The question is what is happening to the MMO genre and what needs to take place for it to be revived and better yet achieve a higher level? There are many limitations facing the MMO space. It is quite predictable. It is also increasingly becoming very expensive to even enter into this market. While the MMORPG game model was brilliant and innovative several years back, the sheer repetition of the formula has really made people suspect that the genre as a whole and all its elements are fairly shallow. Think about it. Last time you played World of Warcraft or Star Wars The Old Republic, many of the “quests and missions” are really just basic variations of “fetch me this.” You fetch something and you get rewarded. Great. Big deal, right? It seems that a lot more MMORPG players are beginning to walk away with that impression. That can only mean bad news for the genre as a whole. More and more players are entering the MMORPG space, but they are not really innovating the standard building blocks of the genre to provide people who have dropped out, people that are standing in the sidelines thinking of investing their time and/or money in an MMORPG to jump in.
Many MMORPG fans and industry observers are looking at The Elder Scrolls Online as possibly the title that would give people standing on the side lines that push that they need to give MMORPGs. This is the push that is precisely needed by the MMORPG space for it to enter a renaissance. Based on first impressions, The Elder Scrolls, at least on the surface have the elements that are needed to possibly start a renaissance in the MMORPG space. Its graphics is different. Its game play is different. Its game lore is very rich and player and PC interaction is different. Moreover, based on the recent plans revealed by its developer, Bethesda, the game will also feature larger battles. All these factors combined should be enough to give the MMORPG genre a shot in the arm, right? Not so fast. The current formula for MMORPG is still restricted. It is still all about fetching and all about leveling up. Is there anything that The Elder Scrolls online brings to the table that would either deepen these two components or add new components to the MMORPG equation altogether? That is the million-dollar question and hopefully we will get more details coming from the development team behind The Elder Scrolls online on how they plan to address these limitations. Frankly, most of the MMORPGs flooding the market, whether they are free to play or subscriber paid games, basically ignore designing levels and designing experiences.

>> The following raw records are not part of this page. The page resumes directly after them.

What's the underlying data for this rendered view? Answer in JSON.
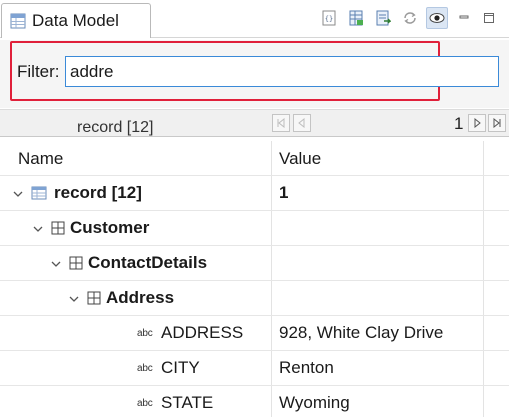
{
  "view": {
    "title": "Data Model",
    "toolbar": [
      "xml-view-icon",
      "table-view-icon",
      "export-icon",
      "refresh-icon",
      "show-icon",
      "minimize-icon",
      "maximize-icon"
    ]
  },
  "filter": {
    "label": "Filter:",
    "value": "addre"
  },
  "navigator": {
    "record_label": "record [12]",
    "current": "1"
  },
  "columns": {
    "name": "Name",
    "value": "Value"
  },
  "rows": [
    {
      "name": "record [12]",
      "value": "1",
      "icon": "table-icon",
      "expanded": true,
      "bold": true
    },
    {
      "name": "Customer",
      "value": "",
      "icon": "grid-icon",
      "expanded": true,
      "bold": true
    },
    {
      "name": "ContactDetails",
      "value": "",
      "icon": "grid-icon",
      "expanded": true,
      "bold": true
    },
    {
      "name": "Address",
      "value": "",
      "icon": "grid-icon",
      "expanded": true,
      "bold": true
    },
    {
      "name": "ADDRESS",
      "value": "928, White Clay Drive",
      "icon": "abc",
      "bold": false
    },
    {
      "name": "CITY",
      "value": "Renton",
      "icon": "abc",
      "bold": false
    },
    {
      "name": "STATE",
      "value": "Wyoming",
      "icon": "abc",
      "bold": false
    }
  ],
  "colors": {
    "accent": "#3b8ad8",
    "highlight": "#e0203a"
  }
}
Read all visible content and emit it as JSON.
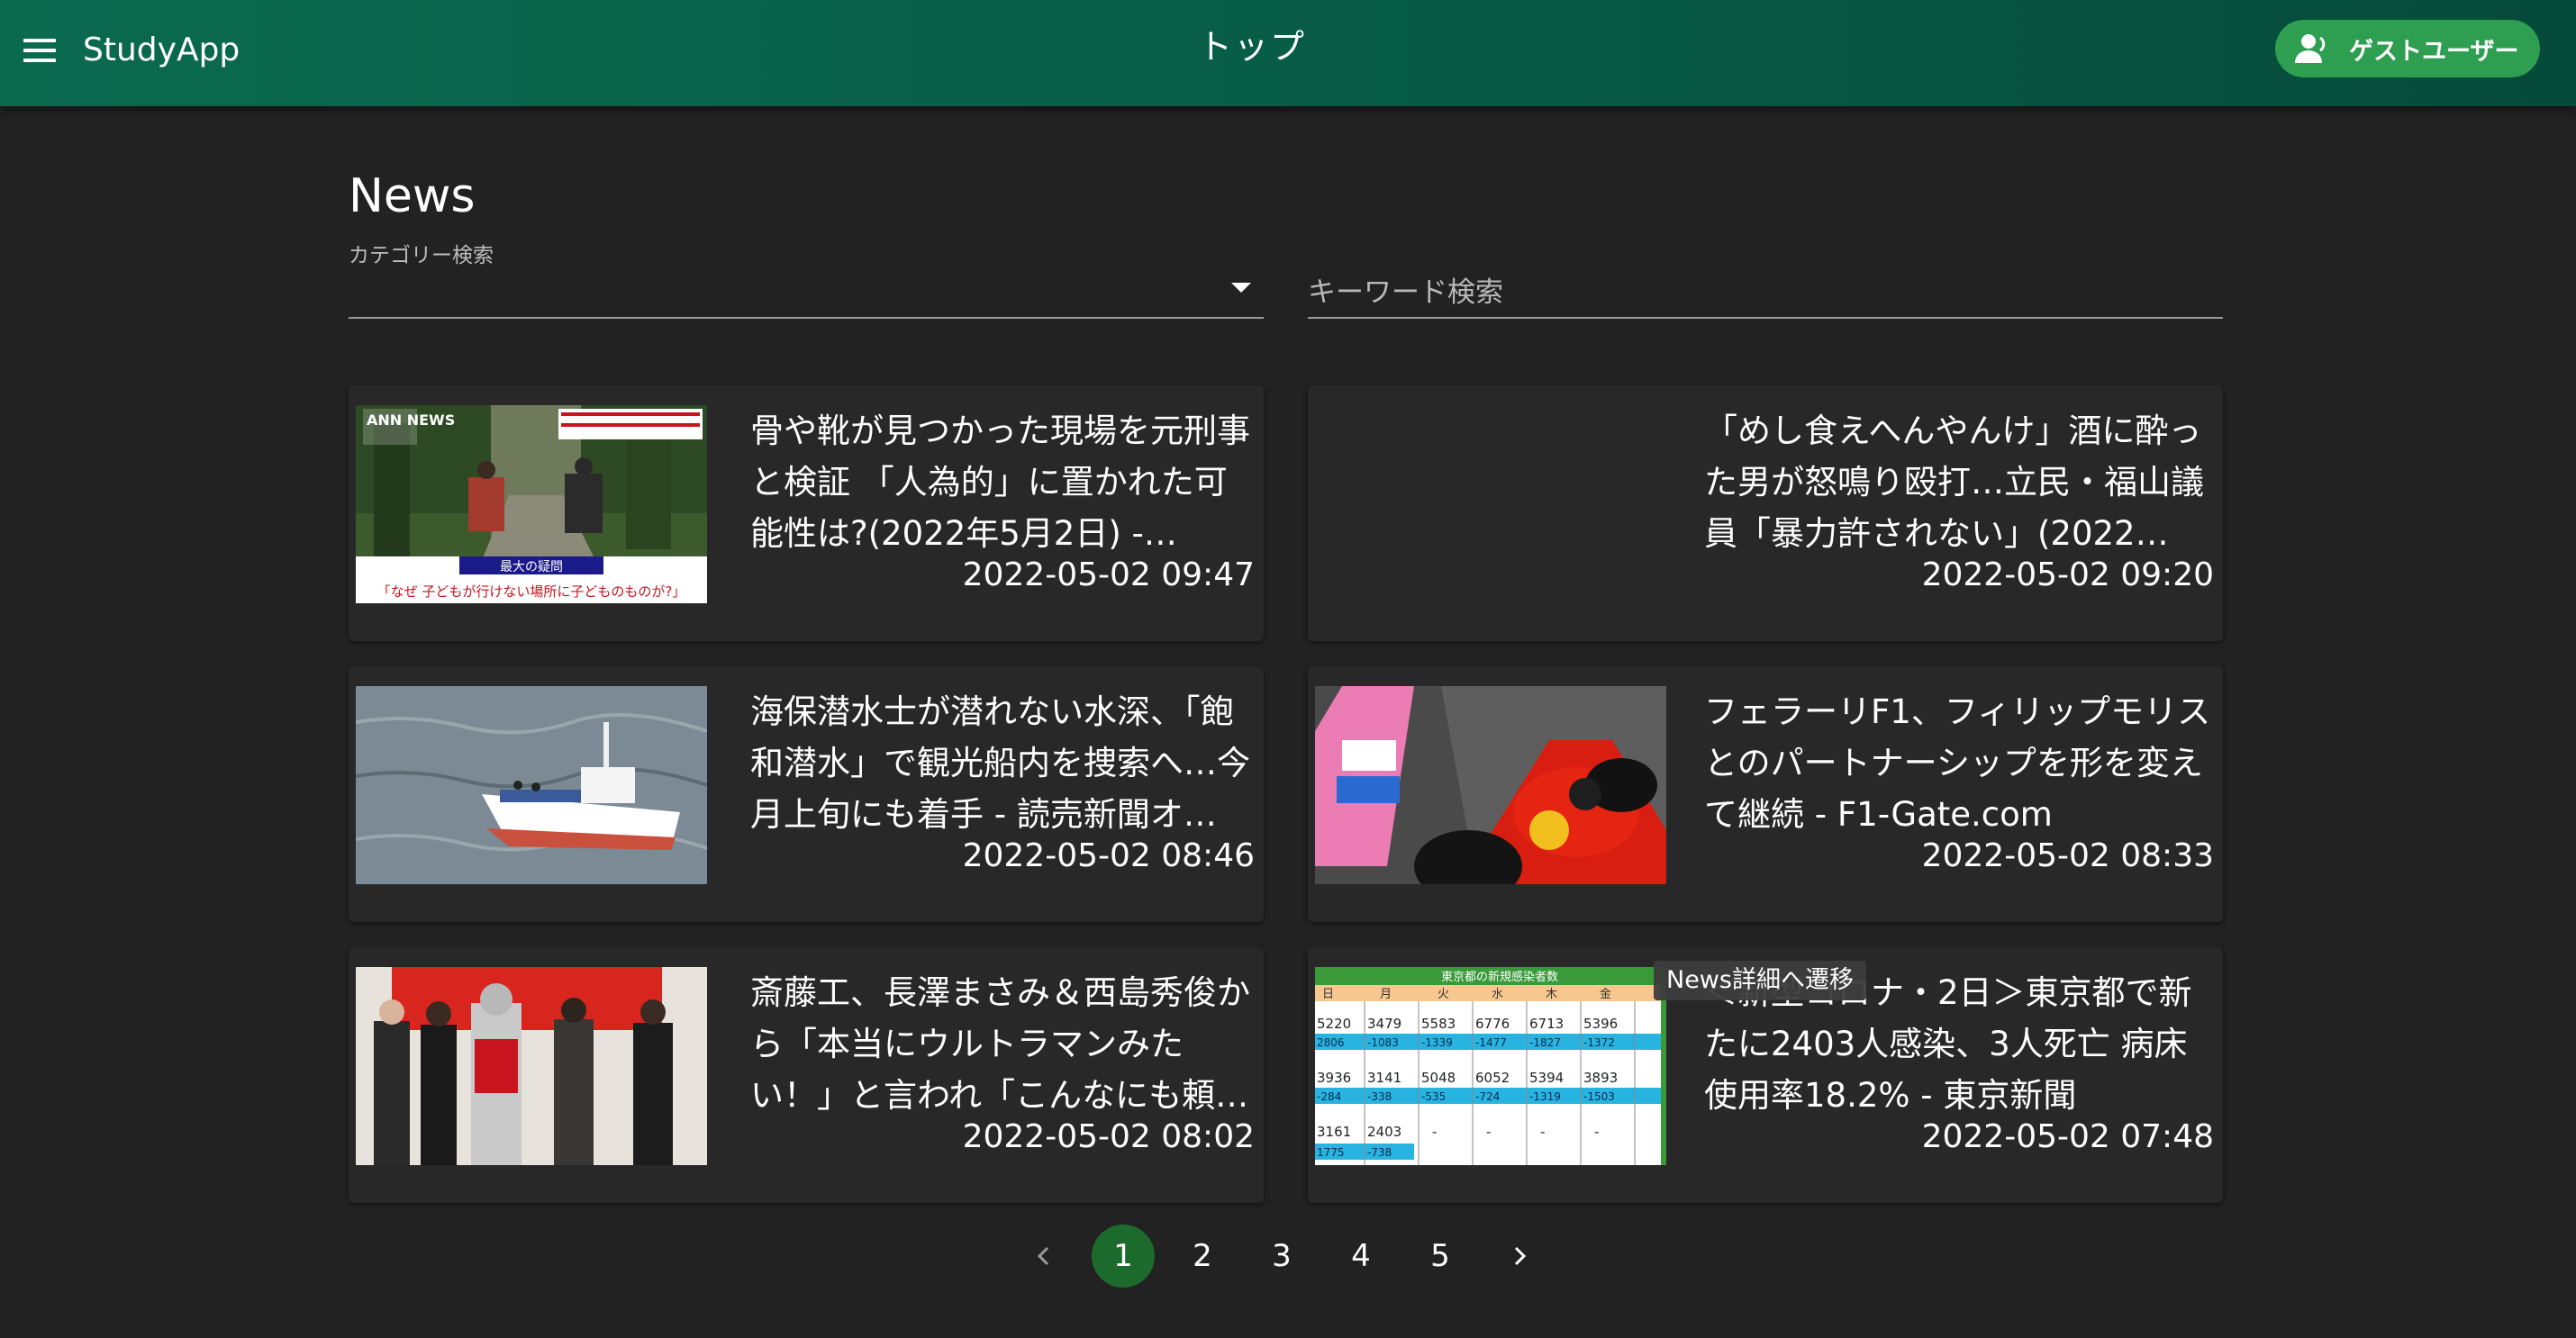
{
  "header": {
    "app_title": "StudyApp",
    "page_title": "トップ",
    "guest_label": "ゲストユーザー",
    "color": "#075a44"
  },
  "news": {
    "heading": "News",
    "category_label": "カテゴリー検索",
    "category_value": "",
    "keyword_placeholder": "キーワード検索"
  },
  "articles": [
    {
      "title": "骨や靴が見つかった現場を元刑事と検証 「人為的」に置かれた可能性は?(2022年5月2日) -…",
      "date": "2022-05-02 09:47",
      "thumb_banner": "最大の疑問",
      "thumb_caption": "「なぜ 子どもが行けない場所に子どものものが?」",
      "thumb_logo": "ANN NEWS"
    },
    {
      "title": "「めし食えへんやんけ」酒に酔った男が怒鳴り殴打…立民・福山議員「暴力許されない」(2022…",
      "date": "2022-05-02 09:20"
    },
    {
      "title": "海保潜水士が潜れない水深、「飽和潜水」で観光船内を捜索へ…今月上旬にも着手 - 読売新聞オ…",
      "date": "2022-05-02 08:46"
    },
    {
      "title": "フェラーリF1、フィリップモリスとのパートナーシップを形を変えて継続 - F1-Gate.com",
      "date": "2022-05-02 08:33"
    },
    {
      "title": "斎藤工、長澤まさみ＆西島秀俊から「本当にウルトラマンみたい！」と言われ「こんなにも頼…",
      "date": "2022-05-02 08:02"
    },
    {
      "title": "＜新型コロナ・2日＞東京都で新たに2403人感染、3人死亡 病床使用率18.2% - 東京新聞",
      "date": "2022-05-02 07:48",
      "thumb_title": "東京都の新規感染者数",
      "thumb_days": [
        "日",
        "月",
        "火",
        "水",
        "木",
        "金"
      ],
      "thumb_row1": [
        "5220",
        "3479",
        "5583",
        "6776",
        "6713",
        "5396"
      ],
      "thumb_row2": [
        "2806",
        "-1083",
        "-1339",
        "-1477",
        "-1827",
        "-1372"
      ],
      "thumb_row3": [
        "3936",
        "3141",
        "5048",
        "6052",
        "5394",
        "3893"
      ],
      "thumb_row4": [
        "-284",
        "-338",
        "-535",
        "-724",
        "-1319",
        "-1503"
      ],
      "thumb_row5": [
        "3161",
        "2403",
        "-",
        "-",
        "-",
        "-"
      ],
      "thumb_row6": [
        "1775",
        "-738",
        "",
        "",
        "",
        ""
      ]
    }
  ],
  "tooltip": "News詳細へ遷移",
  "pagination": {
    "pages": [
      "1",
      "2",
      "3",
      "4",
      "5"
    ],
    "current": "1",
    "accent": "#1d6b2c"
  }
}
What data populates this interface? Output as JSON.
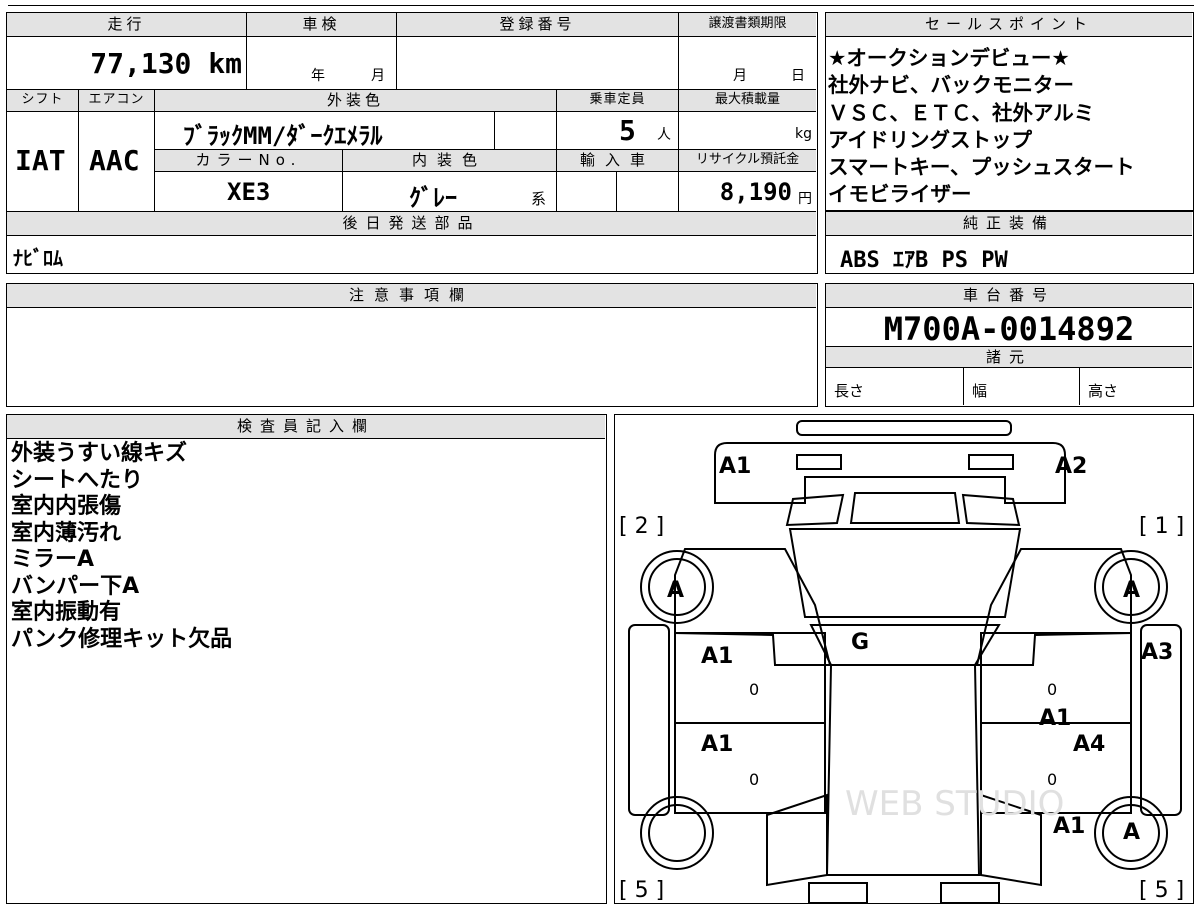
{
  "top_left": {
    "labels": {
      "mileage": "走行",
      "inspection": "車検",
      "registration": "登録番号",
      "deadline": "譲渡書類期限",
      "shift": "シフト",
      "aircon": "エアコン",
      "exterior_color": "外装色",
      "capacity": "乗車定員",
      "max_load": "最大積載量",
      "color_no": "カラーNo.",
      "interior_color": "内装色",
      "import": "輸入車",
      "recycle": "リサイクル預託金",
      "later_parts": "後日発送部品"
    },
    "mileage": "77,130",
    "mileage_unit": "km",
    "inspection_year": "年",
    "inspection_month": "月",
    "deadline_month": "月",
    "deadline_day": "日",
    "shift": "IAT",
    "aircon": "AAC",
    "exterior_color": "ﾌﾞﾗｯｸMM/ﾀﾞｰｸｴﾒﾗﾙ",
    "capacity": "5",
    "capacity_unit": "人",
    "max_load_unit": "kg",
    "color_no": "XE3",
    "interior_color": "ｸﾞﾚｰ",
    "interior_suffix": "系",
    "recycle": "8,190",
    "recycle_unit": "円",
    "later_parts": "ﾅﾋﾞﾛﾑ"
  },
  "sales": {
    "header": "セールスポイント",
    "lines": [
      "★オークションデビュー★",
      "社外ナビ、バックモニター",
      "ＶＳＣ、ＥＴＣ、社外アルミ",
      "アイドリングストップ",
      "スマートキー、プッシュスタート",
      "イモビライザー"
    ]
  },
  "equipment": {
    "header": "純正装備",
    "value": "ABS ｴｱB PS PW"
  },
  "caution": {
    "header": "注意事項欄"
  },
  "chassis": {
    "header": "車台番号",
    "value": "M700A-0014892"
  },
  "specs": {
    "header": "諸元",
    "length": "長さ",
    "width": "幅",
    "height": "高さ"
  },
  "inspector": {
    "header": "検査員記入欄",
    "notes": [
      "外装うすい線キズ",
      "シートへたり",
      "室内内張傷",
      "室内薄汚れ",
      "ミラーA",
      "バンパー下A",
      "室内振動有",
      "パンク修理キット欠品"
    ]
  },
  "diagram": {
    "marks": {
      "front_left": "A1",
      "front_right": "A2",
      "window_left": "[ 2 ]",
      "window_right": "[ 1 ]",
      "wheel_fl": "A",
      "wheel_fr": "A",
      "roof": "G",
      "door_fl": "A1",
      "door_fr": "A3",
      "sill_fr": "A1",
      "door_rl": "A1",
      "door_rr": "A4",
      "fender_rr": "A1",
      "wheel_rr": "A",
      "window_rl": "[ 5 ]",
      "window_rr": "[ 5 ]",
      "zero_fl": "0",
      "zero_fr": "0",
      "zero_rl": "0",
      "zero_rr": "0"
    },
    "watermark": "WEB STUDIO"
  }
}
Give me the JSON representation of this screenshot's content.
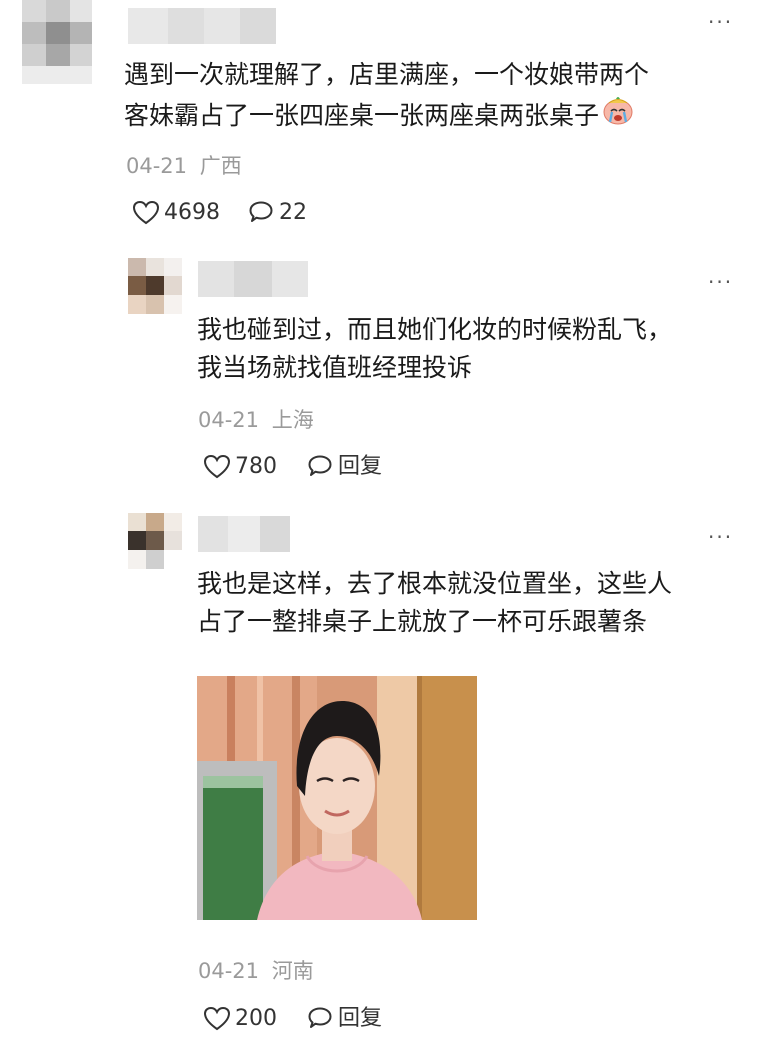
{
  "comments": [
    {
      "text_line1": "遇到一次就理解了，店里满座，一个妆娘带两个",
      "text_line2": "客妹霸占了一张四座桌一张两座桌两张桌子",
      "emoji": "crying-face-emoji",
      "date": "04-21",
      "location": "广西",
      "likes": "4698",
      "replies": "22",
      "more": "···"
    },
    {
      "text_line1": "我也碰到过，而且她们化妆的时候粉乱飞，",
      "text_line2": "我当场就找值班经理投诉",
      "date": "04-21",
      "location": "上海",
      "likes": "780",
      "reply_label": "回复",
      "more": "···"
    },
    {
      "text_line1": "我也是这样，去了根本就没位置坐，这些人",
      "text_line2": "占了一整排桌子上就放了一杯可乐跟薯条",
      "image": "photo-smiling-woman-short-hair-pink-top",
      "date": "04-21",
      "location": "河南",
      "likes": "200",
      "reply_label": "回复",
      "more": "···"
    }
  ],
  "colors": {
    "text": "#1a1a1a",
    "meta": "#9a9a9a",
    "icon": "#333333"
  },
  "icons": {
    "like": "heart-outline-icon",
    "comment": "speech-bubble-icon",
    "more": "more-dots-icon"
  }
}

This is one key element where The Elder Scrolls online can make a difference. Currently, most RPGs are playing the game design process quite cheaply. What they would do is instead of investing the proper amount of time, money and resources to making sure that they are designing the user’s experience as the user progresses from one level to another to make it as distinctive, as immersive and as experiential as possible, they are instead opting for very linear dungeon-type progressions and wide-open game play above ground. The end result of this is a fairly generic MMORPG experience. If the basic mechanics of game play is the same from one MMORPG title to another and the same business model applies, then it becomes a fully generic experience and no wonder people drop out. The Elder Scrolls online on the other hand does work from a different development history since The Elders Scrolls has rich experience in sculpting level progression. There are many ways you can level. Hopefully they can fine tune some of that experience and produce a refreshing leveling experience component of MMORPGs. This would be a first great step in fully pushing the MMORPG ball forward. However, it still remains to be seen if the game would introduce enough truly novel elements that would make MMORPG playing interesting again. For the sake of the genre, let us hope that The Elder Scrolls online succeeds, perhaps not immediately but at hopefully in the form of updates that are to come soon.